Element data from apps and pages
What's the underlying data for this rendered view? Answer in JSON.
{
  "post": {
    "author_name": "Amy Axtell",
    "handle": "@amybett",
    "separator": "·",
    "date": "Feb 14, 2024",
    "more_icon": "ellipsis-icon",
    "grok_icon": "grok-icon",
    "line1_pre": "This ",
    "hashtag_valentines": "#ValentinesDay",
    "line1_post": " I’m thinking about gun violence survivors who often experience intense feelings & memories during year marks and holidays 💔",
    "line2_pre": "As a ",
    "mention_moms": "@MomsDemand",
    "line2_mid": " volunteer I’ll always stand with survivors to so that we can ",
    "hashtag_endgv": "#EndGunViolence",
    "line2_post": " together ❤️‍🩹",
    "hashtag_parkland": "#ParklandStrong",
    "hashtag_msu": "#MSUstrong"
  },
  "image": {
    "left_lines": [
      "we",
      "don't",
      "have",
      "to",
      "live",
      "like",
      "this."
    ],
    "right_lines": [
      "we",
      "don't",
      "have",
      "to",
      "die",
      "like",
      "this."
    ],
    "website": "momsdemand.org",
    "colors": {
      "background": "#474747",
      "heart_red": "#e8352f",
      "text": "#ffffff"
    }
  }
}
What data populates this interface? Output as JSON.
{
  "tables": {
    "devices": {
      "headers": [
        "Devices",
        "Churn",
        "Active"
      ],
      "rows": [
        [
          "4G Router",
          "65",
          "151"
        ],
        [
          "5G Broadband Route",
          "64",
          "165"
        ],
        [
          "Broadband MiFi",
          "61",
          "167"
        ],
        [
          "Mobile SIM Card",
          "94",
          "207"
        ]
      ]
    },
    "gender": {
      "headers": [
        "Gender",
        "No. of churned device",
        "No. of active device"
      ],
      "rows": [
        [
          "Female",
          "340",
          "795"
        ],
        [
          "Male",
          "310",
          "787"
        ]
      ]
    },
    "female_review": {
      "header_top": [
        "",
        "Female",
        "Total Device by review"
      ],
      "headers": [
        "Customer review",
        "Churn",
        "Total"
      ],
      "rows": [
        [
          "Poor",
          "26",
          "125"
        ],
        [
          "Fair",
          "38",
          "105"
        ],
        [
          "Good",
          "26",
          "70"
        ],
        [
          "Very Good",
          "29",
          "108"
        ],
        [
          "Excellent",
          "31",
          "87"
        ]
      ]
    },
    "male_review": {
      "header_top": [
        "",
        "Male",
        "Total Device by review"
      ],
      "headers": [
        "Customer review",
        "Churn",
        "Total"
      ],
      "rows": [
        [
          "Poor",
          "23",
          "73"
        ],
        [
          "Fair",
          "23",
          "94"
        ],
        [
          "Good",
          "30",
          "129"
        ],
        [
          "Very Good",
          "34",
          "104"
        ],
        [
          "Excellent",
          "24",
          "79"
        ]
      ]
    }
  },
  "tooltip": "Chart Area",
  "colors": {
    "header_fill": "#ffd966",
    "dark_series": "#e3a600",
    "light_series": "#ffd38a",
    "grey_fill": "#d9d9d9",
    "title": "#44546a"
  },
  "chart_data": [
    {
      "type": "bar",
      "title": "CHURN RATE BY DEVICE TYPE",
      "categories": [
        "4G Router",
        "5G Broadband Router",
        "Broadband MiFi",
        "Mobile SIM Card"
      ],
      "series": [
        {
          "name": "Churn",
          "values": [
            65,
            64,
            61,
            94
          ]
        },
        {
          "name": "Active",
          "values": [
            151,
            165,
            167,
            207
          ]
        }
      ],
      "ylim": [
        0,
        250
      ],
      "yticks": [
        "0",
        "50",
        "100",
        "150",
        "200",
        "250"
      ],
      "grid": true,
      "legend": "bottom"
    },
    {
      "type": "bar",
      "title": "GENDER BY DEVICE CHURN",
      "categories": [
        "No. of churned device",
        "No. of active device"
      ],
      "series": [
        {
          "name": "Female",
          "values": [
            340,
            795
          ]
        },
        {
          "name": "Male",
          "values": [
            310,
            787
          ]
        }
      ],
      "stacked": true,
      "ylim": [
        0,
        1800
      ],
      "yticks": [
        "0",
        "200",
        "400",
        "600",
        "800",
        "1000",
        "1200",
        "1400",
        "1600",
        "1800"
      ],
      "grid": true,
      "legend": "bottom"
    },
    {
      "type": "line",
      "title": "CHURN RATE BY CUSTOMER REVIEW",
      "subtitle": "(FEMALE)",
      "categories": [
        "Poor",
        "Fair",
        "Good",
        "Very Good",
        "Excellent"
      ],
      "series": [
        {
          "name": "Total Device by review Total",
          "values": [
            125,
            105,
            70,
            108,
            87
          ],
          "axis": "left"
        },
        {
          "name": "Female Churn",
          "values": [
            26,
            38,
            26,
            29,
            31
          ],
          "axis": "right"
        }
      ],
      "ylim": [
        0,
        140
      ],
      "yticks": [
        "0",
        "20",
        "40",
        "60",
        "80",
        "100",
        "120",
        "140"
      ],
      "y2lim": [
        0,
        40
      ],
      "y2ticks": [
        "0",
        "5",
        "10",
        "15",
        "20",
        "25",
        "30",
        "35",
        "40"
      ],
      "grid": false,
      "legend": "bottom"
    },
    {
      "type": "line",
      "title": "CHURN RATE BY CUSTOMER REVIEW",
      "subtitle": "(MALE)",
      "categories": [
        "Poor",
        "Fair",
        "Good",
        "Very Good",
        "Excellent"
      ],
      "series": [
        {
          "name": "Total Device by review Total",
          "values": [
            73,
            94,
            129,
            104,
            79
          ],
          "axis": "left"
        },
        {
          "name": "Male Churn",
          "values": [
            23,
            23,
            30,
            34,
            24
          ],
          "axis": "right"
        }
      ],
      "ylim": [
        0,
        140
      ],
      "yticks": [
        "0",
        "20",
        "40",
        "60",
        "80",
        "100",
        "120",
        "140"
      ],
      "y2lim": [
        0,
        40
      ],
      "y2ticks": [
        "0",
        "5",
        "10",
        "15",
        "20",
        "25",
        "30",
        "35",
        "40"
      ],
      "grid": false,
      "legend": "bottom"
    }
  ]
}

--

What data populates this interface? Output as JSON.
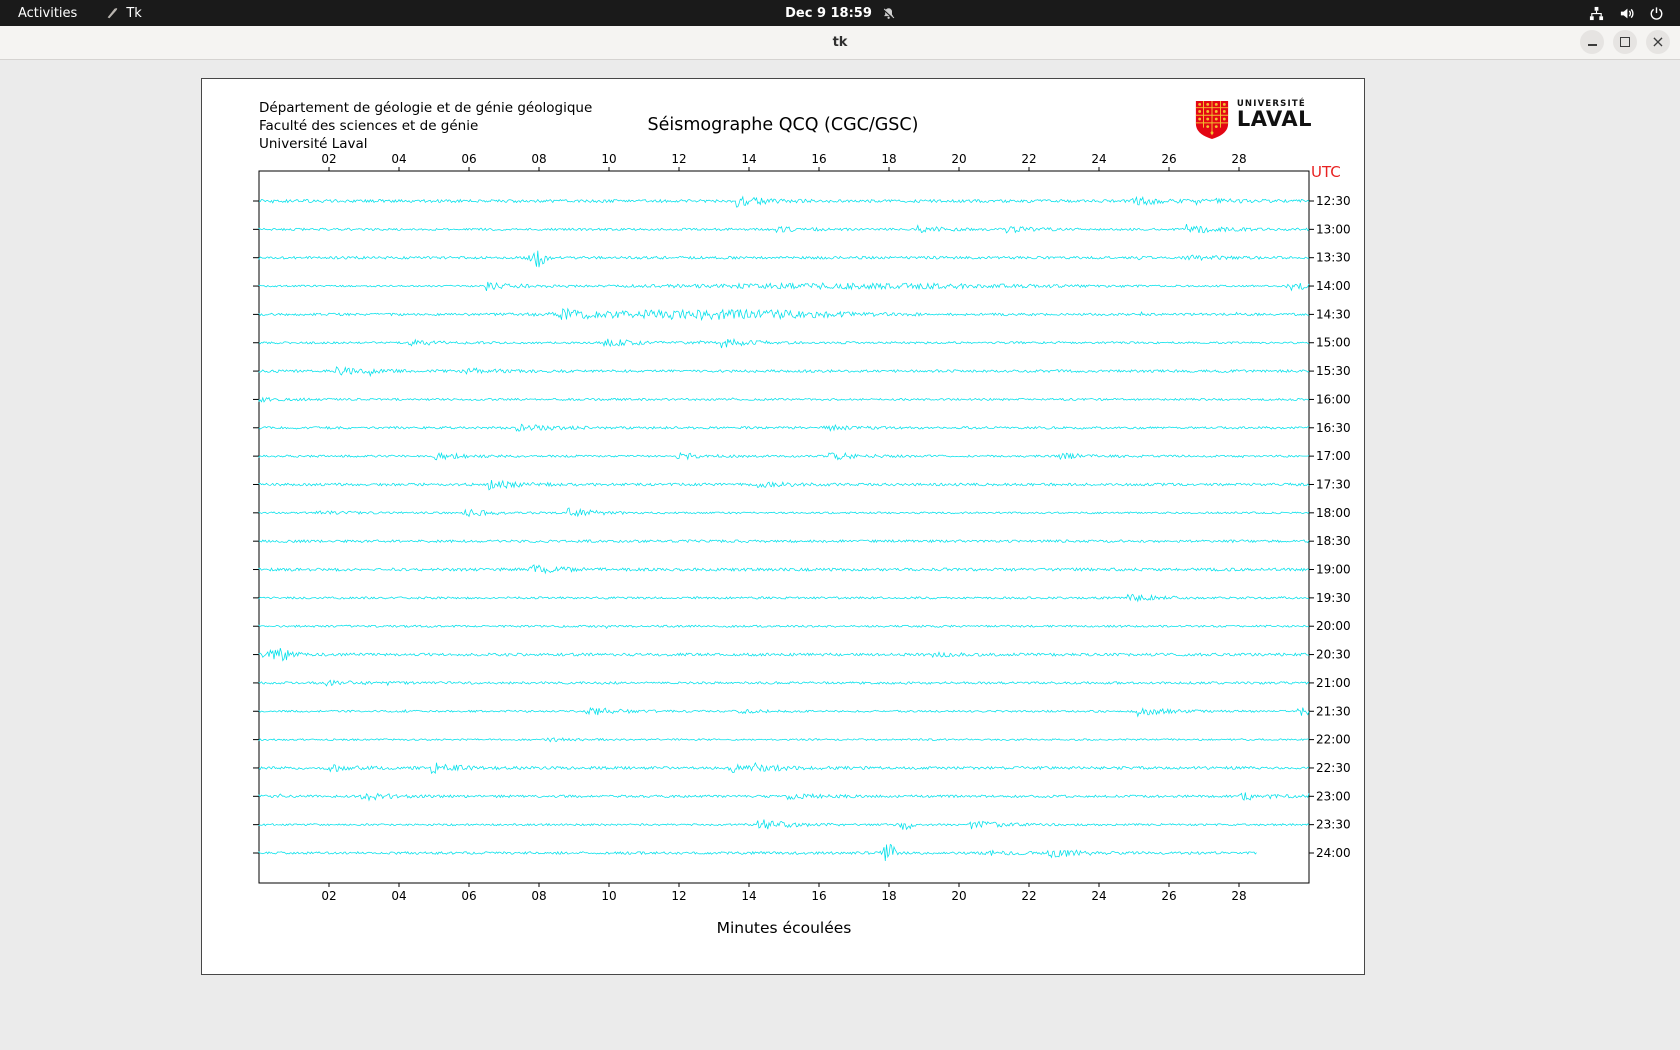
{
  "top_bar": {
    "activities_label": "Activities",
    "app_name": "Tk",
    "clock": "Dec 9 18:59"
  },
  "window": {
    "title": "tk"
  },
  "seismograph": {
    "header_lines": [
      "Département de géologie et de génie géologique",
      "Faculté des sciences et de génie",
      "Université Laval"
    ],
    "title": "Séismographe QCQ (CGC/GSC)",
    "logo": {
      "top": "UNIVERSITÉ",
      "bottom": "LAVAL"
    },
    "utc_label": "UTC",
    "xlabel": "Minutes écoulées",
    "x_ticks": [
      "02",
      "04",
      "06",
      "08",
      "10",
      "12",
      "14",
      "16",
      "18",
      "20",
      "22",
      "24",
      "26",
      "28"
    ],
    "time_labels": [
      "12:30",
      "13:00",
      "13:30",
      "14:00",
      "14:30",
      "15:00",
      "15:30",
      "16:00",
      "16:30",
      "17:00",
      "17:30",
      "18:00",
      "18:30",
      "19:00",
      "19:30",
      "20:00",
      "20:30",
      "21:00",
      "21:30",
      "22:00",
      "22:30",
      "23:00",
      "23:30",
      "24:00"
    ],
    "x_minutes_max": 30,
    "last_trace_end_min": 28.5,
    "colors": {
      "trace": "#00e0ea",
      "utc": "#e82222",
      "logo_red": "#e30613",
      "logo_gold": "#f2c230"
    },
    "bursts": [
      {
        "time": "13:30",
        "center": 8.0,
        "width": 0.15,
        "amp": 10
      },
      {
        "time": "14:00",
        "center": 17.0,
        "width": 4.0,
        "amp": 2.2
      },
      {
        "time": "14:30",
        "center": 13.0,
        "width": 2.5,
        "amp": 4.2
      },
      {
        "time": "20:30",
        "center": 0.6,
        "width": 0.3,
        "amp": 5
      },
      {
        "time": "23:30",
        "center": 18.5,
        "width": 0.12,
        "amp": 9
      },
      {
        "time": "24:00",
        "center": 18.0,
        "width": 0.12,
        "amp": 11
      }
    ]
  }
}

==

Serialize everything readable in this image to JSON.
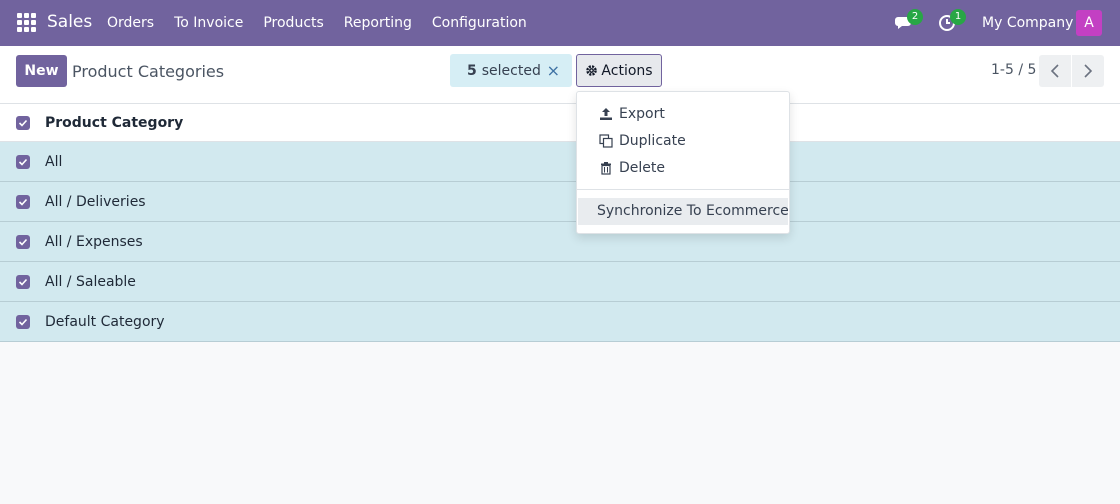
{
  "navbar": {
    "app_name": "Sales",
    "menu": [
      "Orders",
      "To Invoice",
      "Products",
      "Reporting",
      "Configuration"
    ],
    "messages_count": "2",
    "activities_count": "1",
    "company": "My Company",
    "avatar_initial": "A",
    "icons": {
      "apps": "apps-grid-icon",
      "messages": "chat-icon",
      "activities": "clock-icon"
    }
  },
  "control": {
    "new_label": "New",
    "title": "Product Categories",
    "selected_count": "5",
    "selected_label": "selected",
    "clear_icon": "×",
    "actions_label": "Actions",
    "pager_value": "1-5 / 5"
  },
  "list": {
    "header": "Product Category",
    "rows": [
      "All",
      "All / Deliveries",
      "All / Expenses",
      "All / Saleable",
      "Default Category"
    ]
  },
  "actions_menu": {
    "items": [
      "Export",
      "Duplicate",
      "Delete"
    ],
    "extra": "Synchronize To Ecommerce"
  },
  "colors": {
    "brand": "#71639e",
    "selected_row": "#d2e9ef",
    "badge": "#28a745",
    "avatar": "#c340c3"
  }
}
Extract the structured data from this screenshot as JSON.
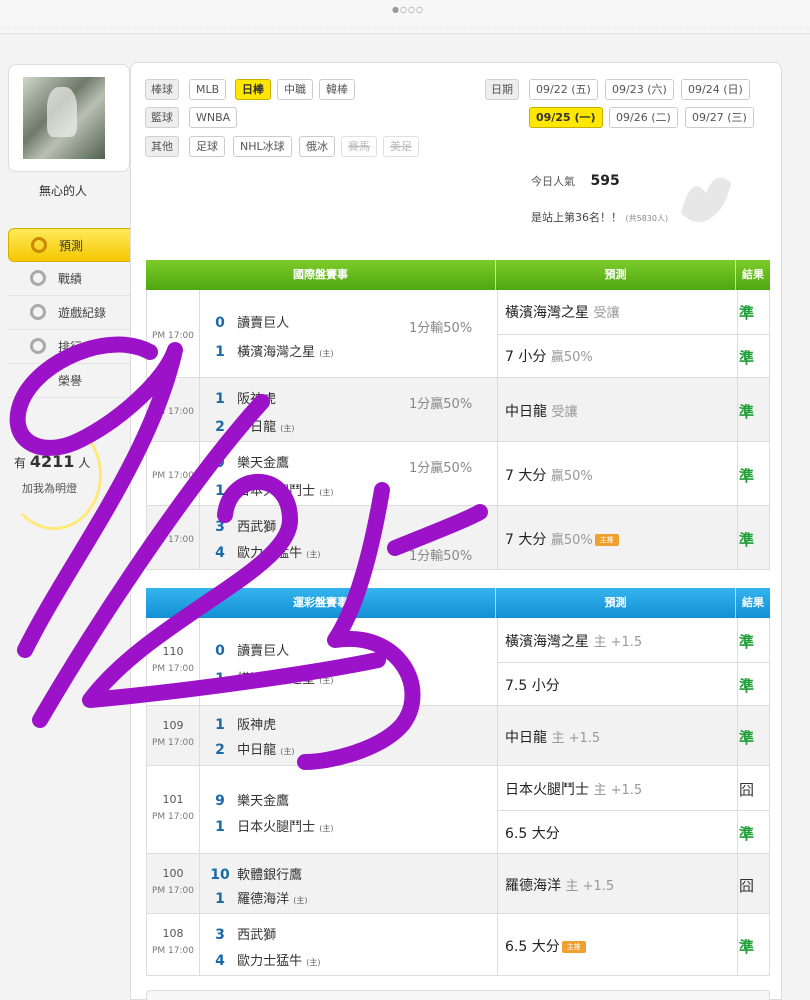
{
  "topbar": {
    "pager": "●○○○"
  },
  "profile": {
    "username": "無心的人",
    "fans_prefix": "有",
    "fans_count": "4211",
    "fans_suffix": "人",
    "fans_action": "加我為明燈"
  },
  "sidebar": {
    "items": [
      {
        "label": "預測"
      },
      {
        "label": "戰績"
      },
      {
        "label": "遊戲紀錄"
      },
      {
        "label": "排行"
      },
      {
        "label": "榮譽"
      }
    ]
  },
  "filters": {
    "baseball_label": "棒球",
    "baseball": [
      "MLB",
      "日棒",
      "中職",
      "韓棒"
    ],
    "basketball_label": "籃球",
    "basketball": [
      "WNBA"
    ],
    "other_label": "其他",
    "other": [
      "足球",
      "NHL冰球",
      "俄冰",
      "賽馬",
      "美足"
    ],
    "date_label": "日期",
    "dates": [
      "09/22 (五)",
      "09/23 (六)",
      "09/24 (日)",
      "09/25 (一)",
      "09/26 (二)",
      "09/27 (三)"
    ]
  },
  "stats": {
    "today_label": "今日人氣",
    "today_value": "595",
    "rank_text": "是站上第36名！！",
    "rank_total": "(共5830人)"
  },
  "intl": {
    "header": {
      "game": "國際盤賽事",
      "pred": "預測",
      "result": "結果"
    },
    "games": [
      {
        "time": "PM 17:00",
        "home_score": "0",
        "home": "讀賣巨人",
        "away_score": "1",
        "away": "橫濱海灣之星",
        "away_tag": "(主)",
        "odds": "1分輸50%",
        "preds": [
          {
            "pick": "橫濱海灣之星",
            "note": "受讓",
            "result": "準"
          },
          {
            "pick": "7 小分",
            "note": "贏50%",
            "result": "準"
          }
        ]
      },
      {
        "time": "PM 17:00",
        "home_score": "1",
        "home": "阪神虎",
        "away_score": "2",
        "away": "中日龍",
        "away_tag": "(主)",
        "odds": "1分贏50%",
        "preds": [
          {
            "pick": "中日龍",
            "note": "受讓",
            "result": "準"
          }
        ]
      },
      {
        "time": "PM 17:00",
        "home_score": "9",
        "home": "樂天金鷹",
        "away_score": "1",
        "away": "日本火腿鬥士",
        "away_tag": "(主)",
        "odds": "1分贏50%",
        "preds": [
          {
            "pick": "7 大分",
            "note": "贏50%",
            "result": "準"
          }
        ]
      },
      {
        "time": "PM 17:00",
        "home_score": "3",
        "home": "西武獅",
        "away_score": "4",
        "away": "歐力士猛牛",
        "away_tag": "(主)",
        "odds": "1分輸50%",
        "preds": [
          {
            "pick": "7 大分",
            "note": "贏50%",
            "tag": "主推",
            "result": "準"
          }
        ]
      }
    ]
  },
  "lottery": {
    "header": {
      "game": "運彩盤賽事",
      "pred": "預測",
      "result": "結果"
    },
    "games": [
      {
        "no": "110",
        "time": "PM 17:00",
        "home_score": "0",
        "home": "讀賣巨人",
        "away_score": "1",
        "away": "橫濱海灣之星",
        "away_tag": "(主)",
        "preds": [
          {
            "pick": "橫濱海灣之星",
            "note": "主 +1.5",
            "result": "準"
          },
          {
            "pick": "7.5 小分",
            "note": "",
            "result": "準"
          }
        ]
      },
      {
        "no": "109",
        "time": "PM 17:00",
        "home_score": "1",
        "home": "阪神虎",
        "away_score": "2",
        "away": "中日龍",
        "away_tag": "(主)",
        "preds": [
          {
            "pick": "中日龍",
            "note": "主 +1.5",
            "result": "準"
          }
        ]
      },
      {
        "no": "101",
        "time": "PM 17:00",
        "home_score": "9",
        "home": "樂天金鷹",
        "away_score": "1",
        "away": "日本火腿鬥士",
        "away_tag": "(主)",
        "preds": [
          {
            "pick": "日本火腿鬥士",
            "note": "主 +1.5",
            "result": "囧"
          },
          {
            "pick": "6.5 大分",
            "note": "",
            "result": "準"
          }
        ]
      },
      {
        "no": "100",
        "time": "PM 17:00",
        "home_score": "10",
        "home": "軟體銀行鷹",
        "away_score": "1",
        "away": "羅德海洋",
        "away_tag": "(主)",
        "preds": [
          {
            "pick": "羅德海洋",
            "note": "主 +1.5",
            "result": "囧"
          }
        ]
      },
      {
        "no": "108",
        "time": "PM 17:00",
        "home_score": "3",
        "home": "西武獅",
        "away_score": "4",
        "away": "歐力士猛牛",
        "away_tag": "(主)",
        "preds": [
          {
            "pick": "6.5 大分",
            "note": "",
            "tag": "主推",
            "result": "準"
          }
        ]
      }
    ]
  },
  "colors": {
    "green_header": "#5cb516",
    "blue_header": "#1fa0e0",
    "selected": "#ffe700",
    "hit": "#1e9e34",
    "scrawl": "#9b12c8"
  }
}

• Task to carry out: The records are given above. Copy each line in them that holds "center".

• Reply:
        "center": 8.0,
        "center": 17.0,
        "center": 13.0,
        "center": 0.6,
        "center": 18.5,
        "center": 18.0,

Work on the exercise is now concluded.